### WHAT IS NEEDED
Give every line of the listing back, exactly as written.

======== RECORDS SUPPLIED

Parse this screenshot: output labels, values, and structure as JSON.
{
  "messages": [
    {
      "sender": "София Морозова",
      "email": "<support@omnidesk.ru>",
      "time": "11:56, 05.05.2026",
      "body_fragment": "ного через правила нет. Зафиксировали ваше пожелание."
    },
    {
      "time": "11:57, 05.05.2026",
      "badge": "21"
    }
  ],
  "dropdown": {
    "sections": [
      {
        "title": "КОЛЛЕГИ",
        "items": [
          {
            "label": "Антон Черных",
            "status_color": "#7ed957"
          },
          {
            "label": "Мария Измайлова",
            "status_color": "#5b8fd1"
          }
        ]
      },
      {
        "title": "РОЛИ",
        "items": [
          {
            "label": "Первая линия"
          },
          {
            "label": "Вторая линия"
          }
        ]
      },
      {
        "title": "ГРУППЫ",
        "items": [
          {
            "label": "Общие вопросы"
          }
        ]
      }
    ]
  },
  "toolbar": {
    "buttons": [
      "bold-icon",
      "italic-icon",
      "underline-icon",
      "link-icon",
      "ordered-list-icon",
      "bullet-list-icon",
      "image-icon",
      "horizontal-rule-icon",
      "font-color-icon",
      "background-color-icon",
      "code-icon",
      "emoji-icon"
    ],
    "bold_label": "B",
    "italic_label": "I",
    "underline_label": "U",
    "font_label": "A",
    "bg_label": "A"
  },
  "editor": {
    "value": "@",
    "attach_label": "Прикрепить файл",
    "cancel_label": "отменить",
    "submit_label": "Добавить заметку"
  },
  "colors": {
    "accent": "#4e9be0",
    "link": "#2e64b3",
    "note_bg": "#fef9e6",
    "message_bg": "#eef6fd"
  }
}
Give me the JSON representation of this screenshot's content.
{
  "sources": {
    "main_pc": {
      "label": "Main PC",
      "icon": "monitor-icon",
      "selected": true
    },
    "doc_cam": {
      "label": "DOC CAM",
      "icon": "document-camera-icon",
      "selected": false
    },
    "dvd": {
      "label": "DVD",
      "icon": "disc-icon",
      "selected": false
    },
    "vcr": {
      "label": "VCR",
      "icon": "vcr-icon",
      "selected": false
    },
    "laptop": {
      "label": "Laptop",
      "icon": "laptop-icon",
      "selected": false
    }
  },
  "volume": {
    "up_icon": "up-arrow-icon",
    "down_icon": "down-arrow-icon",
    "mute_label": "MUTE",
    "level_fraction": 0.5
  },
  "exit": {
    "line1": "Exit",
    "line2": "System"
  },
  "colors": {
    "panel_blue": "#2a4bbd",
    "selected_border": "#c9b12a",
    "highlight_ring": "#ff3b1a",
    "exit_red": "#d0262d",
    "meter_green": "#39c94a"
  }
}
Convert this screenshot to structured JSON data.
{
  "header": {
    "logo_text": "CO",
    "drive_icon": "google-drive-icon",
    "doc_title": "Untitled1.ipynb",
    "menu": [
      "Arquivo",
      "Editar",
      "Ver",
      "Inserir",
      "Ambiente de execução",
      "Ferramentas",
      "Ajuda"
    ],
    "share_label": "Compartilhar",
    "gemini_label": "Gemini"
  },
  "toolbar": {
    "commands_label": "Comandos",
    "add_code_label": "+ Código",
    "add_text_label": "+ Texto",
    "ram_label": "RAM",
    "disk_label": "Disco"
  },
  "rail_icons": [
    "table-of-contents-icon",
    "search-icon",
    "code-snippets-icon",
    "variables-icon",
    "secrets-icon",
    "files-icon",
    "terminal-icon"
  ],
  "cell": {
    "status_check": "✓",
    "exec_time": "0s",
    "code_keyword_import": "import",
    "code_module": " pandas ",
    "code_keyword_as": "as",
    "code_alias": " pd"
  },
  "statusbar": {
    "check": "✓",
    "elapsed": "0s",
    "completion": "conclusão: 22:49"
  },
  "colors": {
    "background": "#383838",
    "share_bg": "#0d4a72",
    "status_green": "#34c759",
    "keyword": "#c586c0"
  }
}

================

### THE COMPLETED TASK
Parse this screenshot: output labels, values, and structure as JSON.
{
  "messages": [
    {
      "sender": "София Морозова",
      "email": "<support@omnidesk.ru>",
      "time": "11:56, 05.05.2026",
      "body_fragment": "ного через правила нет. Зафиксировали ваше пожелание."
    },
    {
      "time": "11:57, 05.05.2026",
      "badge": "21"
    }
  ],
  "dropdown": {
    "sections": [
      {
        "title": "КОЛЛЕГИ",
        "items": [
          {
            "label": "Антон Черных",
            "status_color": "#7ed957"
          },
          {
            "label": "Мария Измайлова",
            "status_color": "#5b8fd1"
          }
        ]
      },
      {
        "title": "РОЛИ",
        "items": [
          {
            "label": "Первая линия"
          },
          {
            "label": "Вторая линия"
          }
        ]
      },
      {
        "title": "ГРУППЫ",
        "items": [
          {
            "label": "Общие вопросы"
          }
        ]
      }
    ]
  },
  "toolbar": {
    "buttons": [
      "bold-icon",
      "italic-icon",
      "underline-icon",
      "link-icon",
      "ordered-list-icon",
      "bullet-list-icon",
      "image-icon",
      "horizontal-rule-icon",
      "font-color-icon",
      "background-color-icon",
      "code-icon",
      "emoji-icon"
    ],
    "bold_label": "B",
    "italic_label": "I",
    "underline_label": "U",
    "font_label": "A",
    "bg_label": "A"
  },
  "editor": {
    "value": "@",
    "attach_label": "Прикрепить файл",
    "cancel_label": "отменить",
    "submit_label": "Добавить заметку"
  },
  "colors": {
    "accent": "#4e9be0",
    "link": "#2e64b3",
    "note_bg": "#fef9e6",
    "message_bg": "#eef6fd"
  }
}
Give me the JSON representation of this screenshot's content.
{
  "sources": {
    "main_pc": {
      "label": "Main PC",
      "icon": "monitor-icon",
      "selected": true
    },
    "doc_cam": {
      "label": "DOC CAM",
      "icon": "document-camera-icon",
      "selected": false
    },
    "dvd": {
      "label": "DVD",
      "icon": "disc-icon",
      "selected": false
    },
    "vcr": {
      "label": "VCR",
      "icon": "vcr-icon",
      "selected": false
    },
    "laptop": {
      "label": "Laptop",
      "icon": "laptop-icon",
      "selected": false
    }
  },
  "volume": {
    "up_icon": "up-arrow-icon",
    "down_icon": "down-arrow-icon",
    "mute_label": "MUTE",
    "level_fraction": 0.5
  },
  "exit": {
    "line1": "Exit",
    "line2": "System"
  },
  "colors": {
    "panel_blue": "#2a4bbd",
    "selected_border": "#c9b12a",
    "highlight_ring": "#ff3b1a",
    "exit_red": "#d0262d",
    "meter_green": "#39c94a"
  }
}
Convert this screenshot to structured JSON data.
{
  "header": {
    "logo_text": "CO",
    "drive_icon": "google-drive-icon",
    "doc_title": "Untitled1.ipynb",
    "menu": [
      "Arquivo",
      "Editar",
      "Ver",
      "Inserir",
      "Ambiente de execução",
      "Ferramentas",
      "Ajuda"
    ],
    "share_label": "Compartilhar",
    "gemini_label": "Gemini"
  },
  "toolbar": {
    "commands_label": "Comandos",
    "add_code_label": "+ Código",
    "add_text_label": "+ Texto",
    "ram_label": "RAM",
    "disk_label": "Disco"
  },
  "rail_icons": [
    "table-of-contents-icon",
    "search-icon",
    "code-snippets-icon",
    "variables-icon",
    "secrets-icon",
    "files-icon",
    "terminal-icon"
  ],
  "cell": {
    "status_check": "✓",
    "exec_time": "0s",
    "code_keyword_import": "import",
    "code_module": " pandas ",
    "code_keyword_as": "as",
    "code_alias": " pd"
  },
  "statusbar": {
    "check": "✓",
    "elapsed": "0s",
    "completion": "conclusão: 22:49"
  },
  "colors": {
    "background": "#383838",
    "share_bg": "#0d4a72",
    "status_green": "#34c759",
    "keyword": "#c586c0"
  }
}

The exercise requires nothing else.